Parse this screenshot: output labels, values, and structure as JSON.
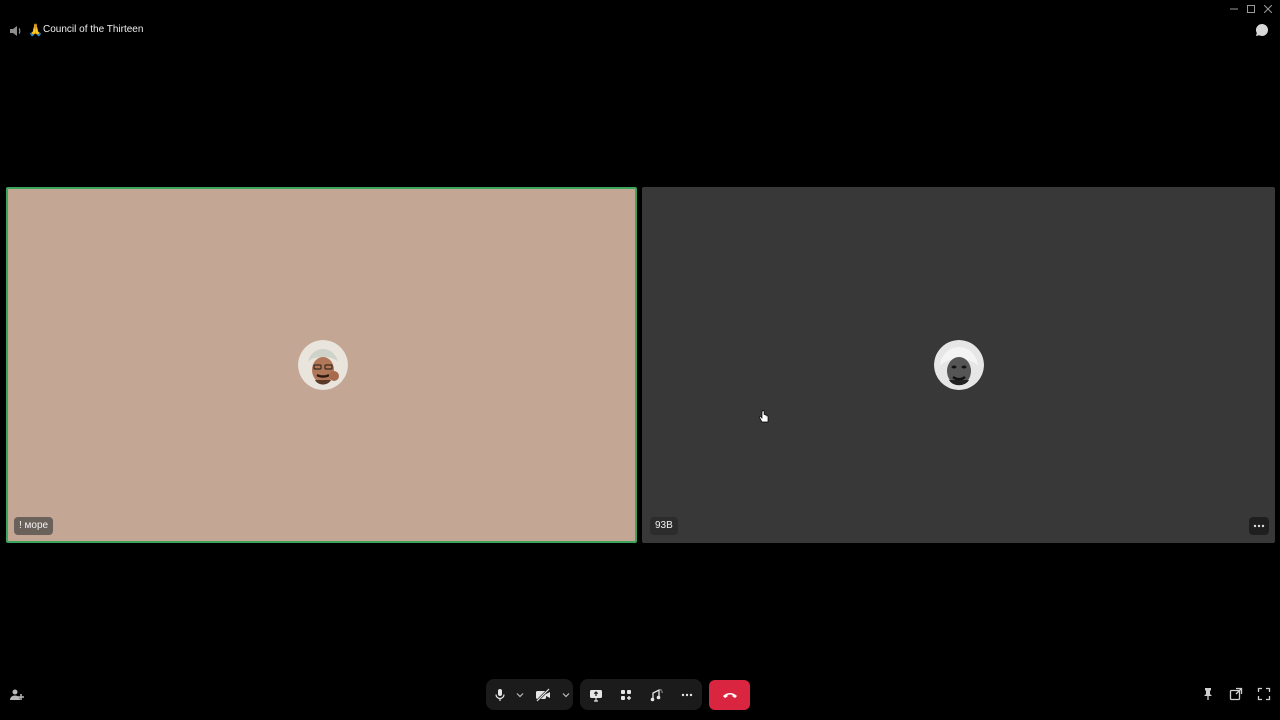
{
  "titlebar": {
    "channel_emoji": "🙏",
    "channel_title": "Council of the Thirteen",
    "window_controls": [
      "minimize-icon",
      "maximize-icon",
      "close-icon"
    ],
    "chat_icon": "chat-bubble-icon"
  },
  "tiles": [
    {
      "name": "! море",
      "speaking": true,
      "background": "#c4a694",
      "border": "#3ba55c",
      "avatar_icon": "user-avatar"
    },
    {
      "name": "93B",
      "speaking": false,
      "background": "#383838",
      "avatar_icon": "user-avatar",
      "more_icon": "ellipsis-icon"
    }
  ],
  "controls": {
    "mic_icon": "microphone-icon",
    "camera_icon": "camera-off-icon",
    "screenshare_icon": "screen-share-icon",
    "activities_icon": "activities-icon",
    "soundboard_icon": "soundboard-icon",
    "more_icon": "ellipsis-icon",
    "hangup_icon": "hangup-icon"
  },
  "colors": {
    "hangup": "#d9253f",
    "speaking_border": "#3ba55c",
    "control_bg": "#1b1b1b"
  }
}
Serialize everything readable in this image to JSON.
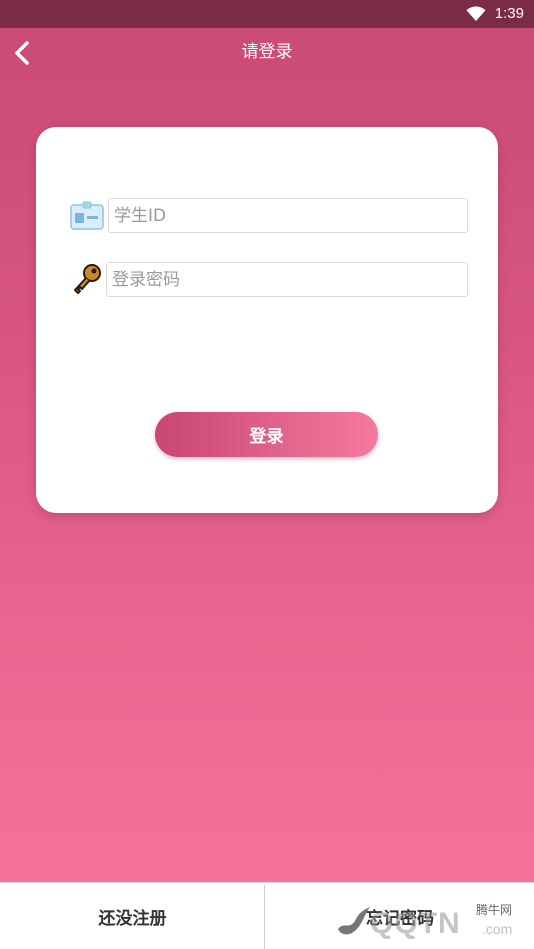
{
  "status_bar": {
    "time": "1:39",
    "wifi_icon": "wifi-icon"
  },
  "nav": {
    "title": "请登录",
    "back_icon": "chevron-left-icon"
  },
  "form": {
    "student_id": {
      "icon": "id-card-icon",
      "placeholder": "学生ID",
      "value": ""
    },
    "password": {
      "icon": "key-icon",
      "placeholder": "登录密码",
      "value": ""
    },
    "login_label": "登录"
  },
  "bottom": {
    "register_label": "还没注册",
    "forgot_label": "忘记密码"
  },
  "watermark": {
    "brand_small": "腾牛网",
    "brand_big": "QQTN",
    "brand_com": ".com"
  },
  "colors": {
    "status_bar": "#7a2c45",
    "gradient_top": "#c94a73",
    "gradient_bottom": "#f5739a",
    "button_start": "#c84672",
    "button_end": "#f57a9e"
  }
}
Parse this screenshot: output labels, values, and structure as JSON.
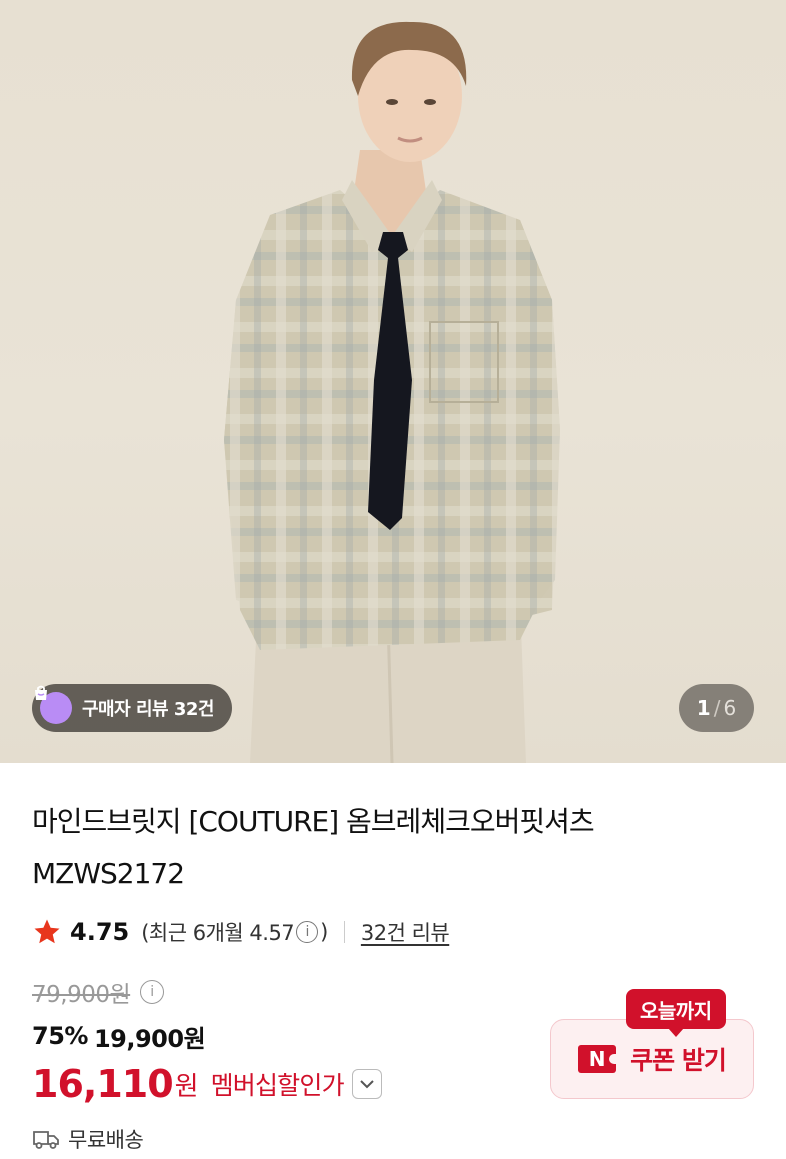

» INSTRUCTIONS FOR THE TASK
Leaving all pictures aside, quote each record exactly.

» RESULT OF THIS TASK
Parse this screenshot: output labels, values, and structure as JSON.
{
  "titlebar": {
    "channel_emoji": "🙏",
    "channel_title": "Council of the Thirteen",
    "window_controls": [
      "minimize-icon",
      "maximize-icon",
      "close-icon"
    ],
    "chat_icon": "chat-bubble-icon"
  },
  "tiles": [
    {
      "name": "! море",
      "speaking": true,
      "background": "#c4a694",
      "border": "#3ba55c",
      "avatar_icon": "user-avatar"
    },
    {
      "name": "93B",
      "speaking": false,
      "background": "#383838",
      "avatar_icon": "user-avatar",
      "more_icon": "ellipsis-icon"
    }
  ],
  "controls": {
    "mic_icon": "microphone-icon",
    "camera_icon": "camera-off-icon",
    "screenshare_icon": "screen-share-icon",
    "activities_icon": "activities-icon",
    "soundboard_icon": "soundboard-icon",
    "more_icon": "ellipsis-icon",
    "hangup_icon": "hangup-icon"
  },
  "colors": {
    "hangup": "#d9253f",
    "speaking_border": "#3ba55c",
    "control_bg": "#1b1b1b"
  }
}
Serialize everything readable in this image to JSON.
{
  "status_bar": {
    "time": "1:39",
    "wifi_icon": "wifi-icon"
  },
  "nav": {
    "title": "请登录",
    "back_icon": "chevron-left-icon"
  },
  "form": {
    "student_id": {
      "icon": "id-card-icon",
      "placeholder": "学生ID",
      "value": ""
    },
    "password": {
      "icon": "key-icon",
      "placeholder": "登录密码",
      "value": ""
    },
    "login_label": "登录"
  },
  "bottom": {
    "register_label": "还没注册",
    "forgot_label": "忘记密码"
  },
  "watermark": {
    "brand_small": "腾牛网",
    "brand_big": "QQTN",
    "brand_com": ".com"
  },
  "colors": {
    "status_bar": "#7a2c45",
    "gradient_top": "#c94a73",
    "gradient_bottom": "#f5739a",
    "button_start": "#c84672",
    "button_end": "#f57a9e"
  }
}
Parse this screenshot: output labels, values, and structure as JSON.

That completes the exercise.